“Thos. J. Jones age 35 years I hereby certify that I saw him on the 13th day of Nov 1891 and the that he died on the 13th day of Nov 1891 and that the cause of his death w collapse from Dissipation B.B. Temple M.D. Fox & Co undertakers”

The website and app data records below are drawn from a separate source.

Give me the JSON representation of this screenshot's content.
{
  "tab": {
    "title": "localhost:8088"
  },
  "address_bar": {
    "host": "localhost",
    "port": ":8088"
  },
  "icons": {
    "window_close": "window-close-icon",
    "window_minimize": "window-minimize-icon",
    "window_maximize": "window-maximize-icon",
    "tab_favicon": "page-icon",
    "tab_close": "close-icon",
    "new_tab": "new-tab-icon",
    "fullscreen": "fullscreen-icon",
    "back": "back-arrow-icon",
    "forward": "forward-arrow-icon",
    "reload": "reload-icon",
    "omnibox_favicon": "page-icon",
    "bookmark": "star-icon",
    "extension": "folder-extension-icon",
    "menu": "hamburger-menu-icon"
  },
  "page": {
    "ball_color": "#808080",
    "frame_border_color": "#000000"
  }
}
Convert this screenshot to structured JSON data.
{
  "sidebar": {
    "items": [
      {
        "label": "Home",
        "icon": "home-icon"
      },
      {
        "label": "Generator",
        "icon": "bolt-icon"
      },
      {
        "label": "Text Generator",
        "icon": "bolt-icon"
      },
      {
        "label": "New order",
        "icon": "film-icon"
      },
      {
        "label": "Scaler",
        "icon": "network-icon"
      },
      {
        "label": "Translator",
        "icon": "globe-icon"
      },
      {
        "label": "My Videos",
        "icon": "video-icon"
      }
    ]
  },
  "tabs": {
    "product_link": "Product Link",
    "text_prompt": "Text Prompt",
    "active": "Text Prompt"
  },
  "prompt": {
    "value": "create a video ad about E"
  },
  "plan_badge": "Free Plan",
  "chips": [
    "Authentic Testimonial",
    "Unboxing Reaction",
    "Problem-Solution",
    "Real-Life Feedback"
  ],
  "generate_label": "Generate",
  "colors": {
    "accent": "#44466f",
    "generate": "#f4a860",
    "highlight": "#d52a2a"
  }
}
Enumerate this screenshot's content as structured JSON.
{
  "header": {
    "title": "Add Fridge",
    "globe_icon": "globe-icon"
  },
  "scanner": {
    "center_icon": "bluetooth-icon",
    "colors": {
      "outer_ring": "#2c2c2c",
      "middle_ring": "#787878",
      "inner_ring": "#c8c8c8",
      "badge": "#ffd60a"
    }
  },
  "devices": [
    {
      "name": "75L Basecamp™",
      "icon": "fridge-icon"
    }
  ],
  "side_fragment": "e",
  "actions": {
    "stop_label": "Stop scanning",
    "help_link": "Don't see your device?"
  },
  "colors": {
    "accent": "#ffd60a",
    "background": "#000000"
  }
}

Above was the entry in Green Hill’s Mortuary Report for Thomas Jones, a widowed bookkeeper & native of England who passed away from “collapse from Dissipation.”2 Curious, I researched Mr. Jones and found information that shed more light on the woeful events surrounding his death in November 1891. Thomas was known as a homeless and friendless alcoholic whose drink of choice was whiskey. On the cold evening of November 13 he was suffering from some sort of attack stemming from exposure to the elements in association with heavy consumption of alcohol when he appeared at the Home for the Sick. The Home for the Sick was a charity-funded operation ran by the Ladies Benevolent Association that helped ill people, usually males, who didn’t have families to address their needs. The manager of the Home wouldn’t allow Thomas to stay there despite being told by two doctors that he was in desperate need of attention. Mr. Burnett, the manager, would not even allow Thomas to remain in the waiting room area to warm his cold bones in front of the fire. It’s possible that he thought that Thomas was merely drunk and not sick. Thomas was taken across the street to a drug store where he unfortunately expired shortly after. The coroner held an inquest into Jones’ death where Drs. Harvie and Temple, who had tried to help Thomas gain admission to the Home, both condemned the actions of Mr. Burnett as harsh. One of them was quoted as saying, “It was an act of brutality rarely, if ever, witnessed in a southern community.” Dr. Harvie even suggested that the practice of turning away people in need was not new for Mr. Burnett. At the conclusion of the inquest, the manager’s actions were found to be “brutal to a criminal extent.”1 I don’t know if this carried any penalty, but it seems like the charitable people who helped keep the Home for the Sick in operation were peeved about Mr. Jones’ death and how it was linked to the facility.
|Richmond Dispatch (Richmond, VA) Nov. 15, 1891|